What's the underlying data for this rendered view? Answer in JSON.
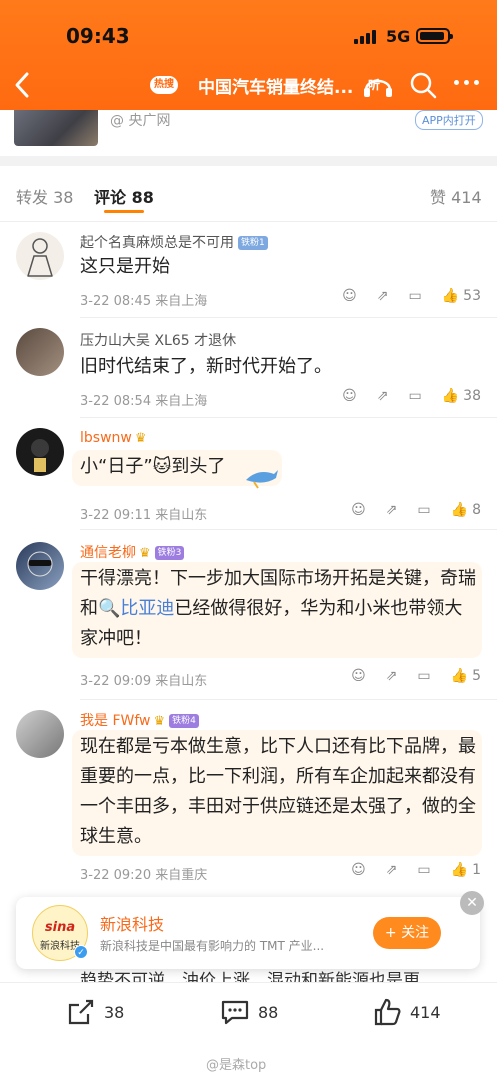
{
  "status_bar": {
    "time": "09:43",
    "network": "5G"
  },
  "nav": {
    "hot_tag": "热搜",
    "title": "中国汽车销量终结...",
    "listen_label": "听"
  },
  "source_card": {
    "source": "@ 央广网",
    "app_open": "APP内打开"
  },
  "tabs": [
    {
      "label": "转发",
      "count": "38"
    },
    {
      "label": "评论",
      "count": "88"
    },
    {
      "label": "赞",
      "count": "414"
    }
  ],
  "comments": [
    {
      "name": "起个名真麻烦总是不可用",
      "badge": "铁粉1",
      "text": [
        "这只是开始"
      ],
      "meta": "3-22 08:45  来自上海",
      "likes": "53"
    },
    {
      "name": "压力山大吴 XL65 才退休",
      "badge": "",
      "text": [
        "旧时代结束了，新时代开始了。"
      ],
      "meta": "3-22 08:54  来自上海",
      "likes": "38"
    },
    {
      "name": "lbswnw",
      "badge": "",
      "text": [
        "小“日子”🐱到头了"
      ],
      "meta": "3-22 09:11  来自山东",
      "likes": "8"
    },
    {
      "name": "通信老柳",
      "badge": "铁粉3",
      "text_pre": "干得漂亮！下一步加大国际市场开拓是关键，奇瑞和",
      "text_link": "比亚迪",
      "text_post": "已经做得很好，华为和小米也带领大家冲吧！",
      "meta": "3-22 09:09  来自山东",
      "likes": "5"
    },
    {
      "name": "我是 FWfw",
      "badge": "铁粉4",
      "text": [
        "现在都是亏本做生意，比下人口还有比下品牌，最重要的一点，比一下利润，所有车企加起来都没有一个丰田多，丰田对于供应链还是太强了，做的全球生意。"
      ],
      "meta": "3-22 09:20  来自重庆",
      "likes": "1"
    }
  ],
  "follow_card": {
    "logo_top": "sina",
    "logo_bottom": "新浪科技",
    "name": "新浪科技",
    "description": "新浪科技是中国最有影响力的 TMT 产业...",
    "follow_label": "+ 关注"
  },
  "peek_text": "趋势不可逆，油价上涨，混动和新能源也是更",
  "bottom_bar": {
    "repost": "38",
    "comment": "88",
    "like": "414"
  },
  "watermark": "@是森top",
  "colors": {
    "brand_orange": "#ff7a1a",
    "name_orange": "#f86b1c",
    "link_blue": "#4a7fd8"
  }
}
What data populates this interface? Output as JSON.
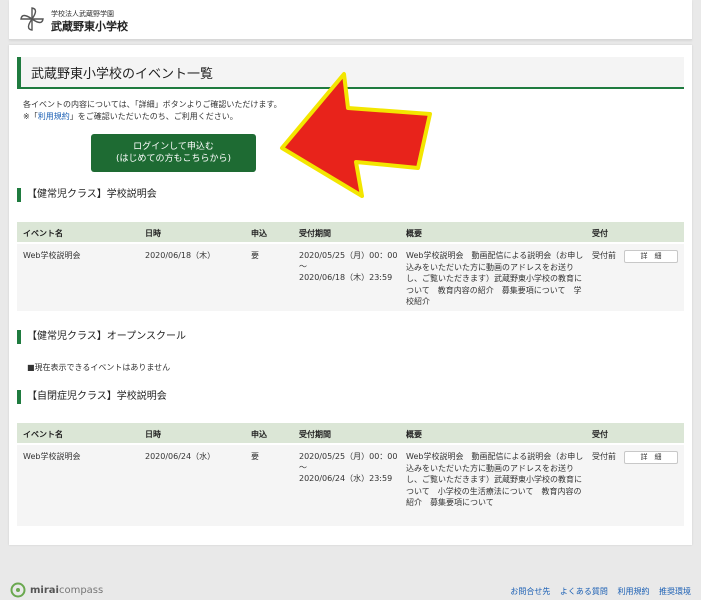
{
  "header": {
    "school_sub": "学校法人武蔵野学園",
    "school_name": "武蔵野東小学校"
  },
  "page": {
    "title": "武蔵野東小学校のイベント一覧",
    "intro_line1": "各イベントの内容については、「詳細」ボタンよりご確認いただけます。",
    "intro_prefix": "※「",
    "intro_link": "利用規約",
    "intro_suffix": "」をご確認いただいたのち、ご利用ください。",
    "login_line1": "ログインして申込む",
    "login_line2": "(はじめての方もこちらから)"
  },
  "table_headers": {
    "name": "イベント名",
    "date": "日時",
    "apply": "申込",
    "period": "受付期間",
    "overview": "概要",
    "status": "受付"
  },
  "sections": [
    {
      "title": "【健常児クラス】学校説明会",
      "event": {
        "name": "Web学校説明会",
        "date": "2020/06/18（木）",
        "apply": "要",
        "period_start": "2020/05/25（月）00：00",
        "period_sep": "～",
        "period_end": "2020/06/18（木）23:59",
        "overview": "Web学校説明会　動画配信による説明会（お申し込みをいただいた方に動画のアドレスをお送りし、ご覧いただきます）武蔵野東小学校の教育について　教育内容の紹介　募集要項について　学校紹介",
        "status": "受付前",
        "detail_label": "詳　細"
      }
    },
    {
      "title": "【健常児クラス】オープンスクール",
      "no_events": "■現在表示できるイベントはありません"
    },
    {
      "title": "【自閉症児クラス】学校説明会",
      "event": {
        "name": "Web学校説明会",
        "date": "2020/06/24（水）",
        "apply": "要",
        "period_start": "2020/05/25（月）00：00",
        "period_sep": "～",
        "period_end": "2020/06/24（水）23:59",
        "overview": "Web学校説明会　動画配信による説明会（お申し込みをいただいた方に動画のアドレスをお送りし、ご覧いただきます）武蔵野東小学校の教育について　小学校の生活療法について　教育内容の紹介　募集要項について",
        "status": "受付前",
        "detail_label": "詳　細"
      }
    }
  ],
  "footer": {
    "brand_bold": "mirai",
    "brand_light": "compass",
    "links": [
      "お問合せ先",
      "よくある質問",
      "利用規約",
      "推奨環境"
    ]
  },
  "colors": {
    "accent_green": "#1f7b3f",
    "button_green": "#1e6b33",
    "table_header_bg": "#dbe6d6",
    "link_blue": "#1a5fb4",
    "arrow_red": "#e8231b",
    "arrow_outline": "#f3e600"
  },
  "icons": {
    "school_logo": "pinwheel-logo-icon",
    "footer_logo": "miraicompass-logo-icon",
    "annotation": "red-arrow-icon"
  }
}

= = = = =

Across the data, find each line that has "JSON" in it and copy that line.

• Task result:
What's the underlying data for this rendered view? Answer in JSON.
What data populates this interface? Output as JSON.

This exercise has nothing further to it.